After 20 years in Formula One, I feel it’s the right time to reflect on things and evaluate what the next move is," said Williams Head of Performance Engineering, Rob Smedley on Monday. "I’m thoroughly looking forward to spending more time with my family before deciding on future opportunities."
Four days later and it appears those "future opportunities" might include a return to Maranello.
Following stints at Stewart GP and Jordan, in 2004 Smedley joined Ferrari as race engineer for its test team, the Briton having previously worked in BTCC and spent as number of years as Fernando Alonso's race engineer at the Benetton F3000 team.
He left Ferrari for Williams in 2014, following Felipe Massa for whom he had been race engineer. Initially Senior Race Engineer at Grove, in 2015 he was promoted to the role of Head of Performance Engineering.
On Friday, Smedley was asked if he was considering a return to Maranello by Italian journalist Andrea Cremonesi of La Gazzetta dello Sport. His face a little red, Smedley replied: "Andrea, Andrea, Andrea…"
"I'm going on holiday there in January if that helps," he continued, referring to a break in Italy.
"I would say at this moment in time I'm not closing off any options," he added. "I'm in a really fortunate lucky position that people want to talk to me so I'm talking and, as I said, there's absolutely no avenues closed off.
"What I actually need to do is to at some point, towards the start of next year, is to get all the options on the table and after having spent a little bit of time away from it and being able to look at things with a clearer head, slightly less fatigued, then I will make a decision but until that point I will see what the options are as they come in and go from there."
Asked about the decision to leave Williams, he said: "I joined Williams at a time when they were evolving from having a torrid time of it let's say – the new regulations in 2014 and the part that I was going to play in the journey was to take on the vehicle science, the vehicle performance side of it, the race operations and to try to help out in that area and I think that if you look back at 2012, 2013 and from that point on, from 2014, with the huge effort that all of the guys that work in that department, we have been able to grow it, we've been able to improve it, and hopefully I leave it in better shape than it was. It's a good group now, they've got good knowledge, good methodologies, we brought a lot of science into the way we use tires, into the way we use the car in general, so that the team can go ahead and pretty much exploit any car that's given to them, the race operations itself, the way the mechanics work.

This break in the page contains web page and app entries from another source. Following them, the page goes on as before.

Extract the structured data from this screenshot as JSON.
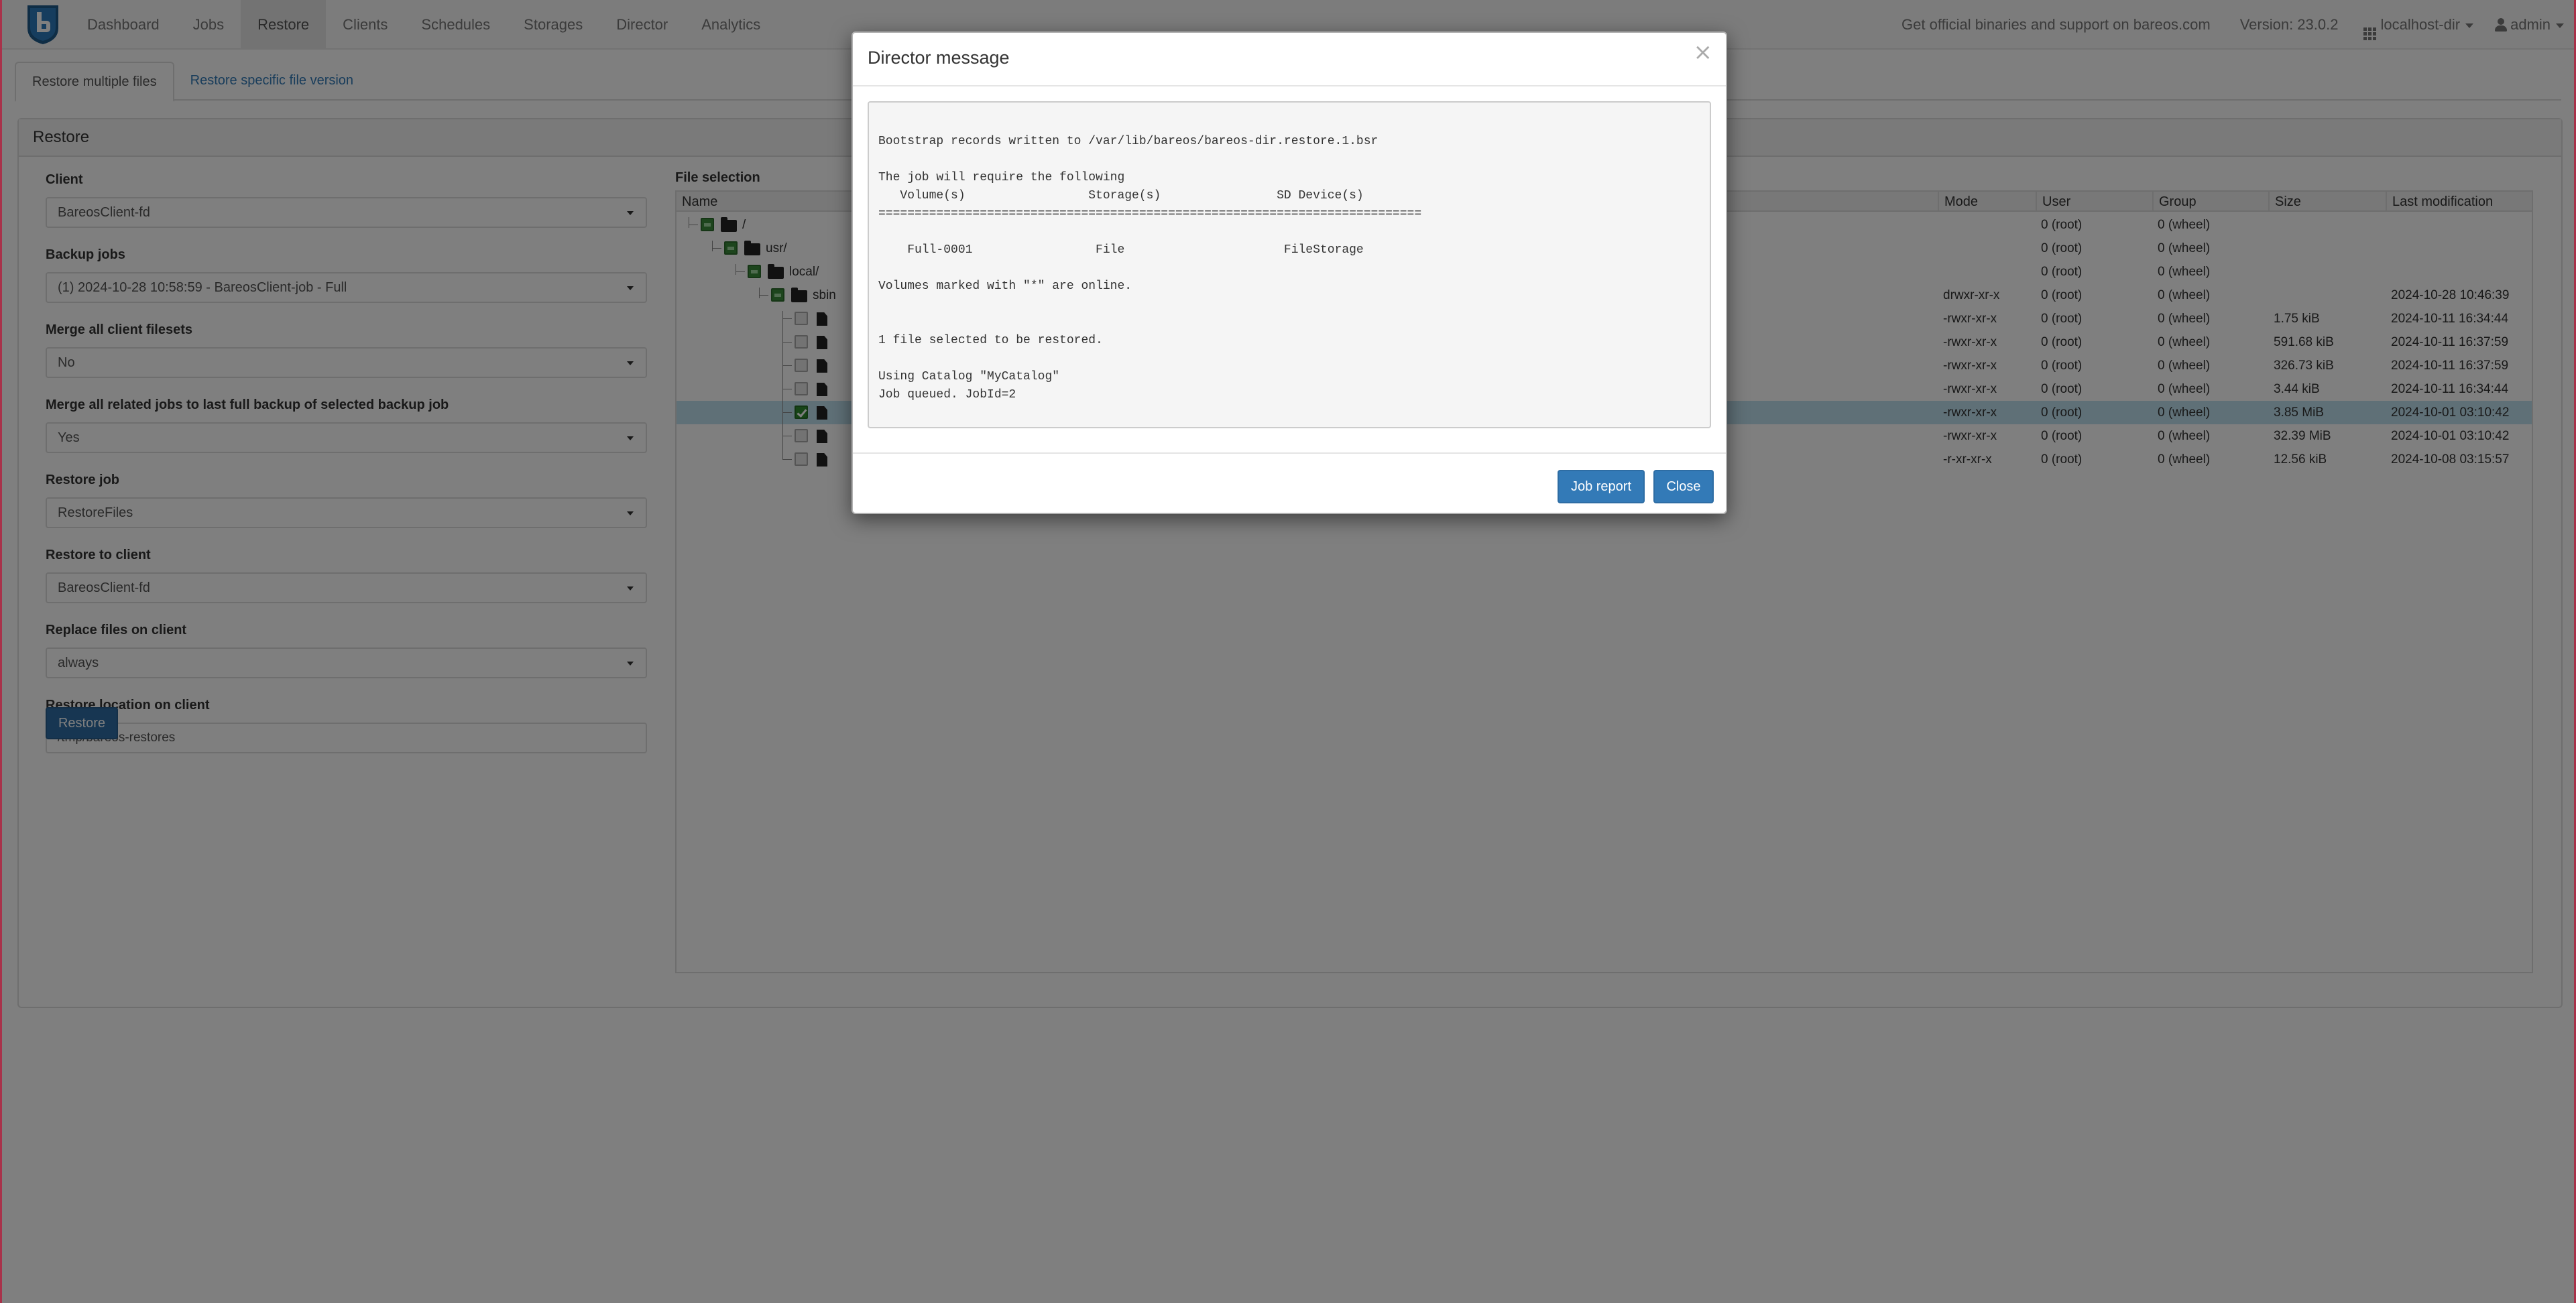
{
  "nav": {
    "items": [
      "Dashboard",
      "Jobs",
      "Restore",
      "Clients",
      "Schedules",
      "Storages",
      "Director",
      "Analytics"
    ],
    "support_text": "Get official binaries and support on bareos.com",
    "version": "Version: 23.0.2",
    "director": "localhost-dir",
    "user": "admin"
  },
  "tabs": [
    "Restore multiple files",
    "Restore specific file version"
  ],
  "panel": {
    "title": "Restore"
  },
  "form": {
    "client_label": "Client",
    "client_value": "BareosClient-fd",
    "backup_jobs_label": "Backup jobs",
    "backup_jobs_value": "(1) 2024-10-28 10:58:59 - BareosClient-job - Full",
    "merge_filesets_label": "Merge all client filesets",
    "merge_filesets_value": "No",
    "merge_jobs_label": "Merge all related jobs to last full backup of selected backup job",
    "merge_jobs_value": "Yes",
    "restore_job_label": "Restore job",
    "restore_job_value": "RestoreFiles",
    "restore_client_label": "Restore to client",
    "restore_client_value": "BareosClient-fd",
    "replace_label": "Replace files on client",
    "replace_value": "always",
    "location_label": "Restore location on client",
    "location_value": "/tmp/bareos-restores",
    "restore_button": "Restore"
  },
  "file_selection": {
    "title": "File selection",
    "columns": [
      "Name",
      "Mode",
      "User",
      "Group",
      "Size",
      "Last modification"
    ],
    "rows": [
      {
        "name": "/",
        "mode": "",
        "user": "0 (root)",
        "group": "0 (wheel)",
        "size": "",
        "modified": ""
      },
      {
        "name": "usr/",
        "mode": "",
        "user": "0 (root)",
        "group": "0 (wheel)",
        "size": "",
        "modified": ""
      },
      {
        "name": "local/",
        "mode": "",
        "user": "0 (root)",
        "group": "0 (wheel)",
        "size": "",
        "modified": ""
      },
      {
        "name": "sbin",
        "mode": "drwxr-xr-x",
        "user": "0 (root)",
        "group": "0 (wheel)",
        "size": "",
        "modified": "2024-10-28 10:46:39"
      },
      {
        "name": "",
        "mode": "-rwxr-xr-x",
        "user": "0 (root)",
        "group": "0 (wheel)",
        "size": "1.75 kiB",
        "modified": "2024-10-11 16:34:44"
      },
      {
        "name": "",
        "mode": "-rwxr-xr-x",
        "user": "0 (root)",
        "group": "0 (wheel)",
        "size": "591.68 kiB",
        "modified": "2024-10-11 16:37:59"
      },
      {
        "name": "",
        "mode": "-rwxr-xr-x",
        "user": "0 (root)",
        "group": "0 (wheel)",
        "size": "326.73 kiB",
        "modified": "2024-10-11 16:37:59"
      },
      {
        "name": "",
        "mode": "-rwxr-xr-x",
        "user": "0 (root)",
        "group": "0 (wheel)",
        "size": "3.44 kiB",
        "modified": "2024-10-11 16:34:44"
      },
      {
        "name": "",
        "mode": "-rwxr-xr-x",
        "user": "0 (root)",
        "group": "0 (wheel)",
        "size": "3.85 MiB",
        "modified": "2024-10-01 03:10:42"
      },
      {
        "name": "",
        "mode": "-rwxr-xr-x",
        "user": "0 (root)",
        "group": "0 (wheel)",
        "size": "32.39 MiB",
        "modified": "2024-10-01 03:10:42"
      },
      {
        "name": "",
        "mode": "-r-xr-xr-x",
        "user": "0 (root)",
        "group": "0 (wheel)",
        "size": "12.56 kiB",
        "modified": "2024-10-08 03:15:57"
      }
    ]
  },
  "modal": {
    "title": "Director message",
    "close_glyph": "×",
    "message": "\nBootstrap records written to /var/lib/bareos/bareos-dir.restore.1.bsr\n\nThe job will require the following\n   Volume(s)                 Storage(s)                SD Device(s)\n===========================================================================\n\n    Full-0001                 File                      FileStorage\n\nVolumes marked with \"*\" are online.\n\n\n1 file selected to be restored.\n\nUsing Catalog \"MyCatalog\"\nJob queued. JobId=2",
    "job_report_button": "Job report",
    "close_button": "Close"
  },
  "colors": {
    "primary": "#337ab7",
    "selected_row": "#bfe0ee",
    "accent_edge": "#a8324a"
  }
}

"Hopefully it is in better shape than it was," he added. "It's kind of time for a new challenge for me now, I think. Williams has got its own challenge in front it to come from where it is at the minute. I'm going to go away and take another challenge somewhere else. I'm going to spend some time at home – that's first and foremost the thing I'm going to do. I'm going to spend some time with my family who have supported me for a long time. I've got to do that. I have no choice in that. But I'm very, very grateful that I can do that and spend some time being a normal husband, a normal dad and not going away every two weeks and not working until 9 or 10 in the office every night, so I'll enjoy that to begin with and then we'll go from there.
"I definitely want to stay in Formula 1," he insisted. "Formula 1 is my passion. It's been all my working life that I've been in Formula 1 and it's still the pinnacle of motorsport. There are other series that are snapping at its heels but it's still got a lot to offer. Formula 1, we're working on it all the time, it's not the complete package. It has so much more potential than what you actually see. So yeah, I do want to stay in Formula 1 on the technical side. I'm lucky, because I'm already talking to people and that's a fortunate position to be in and we'll just see where everything takes us." pitpass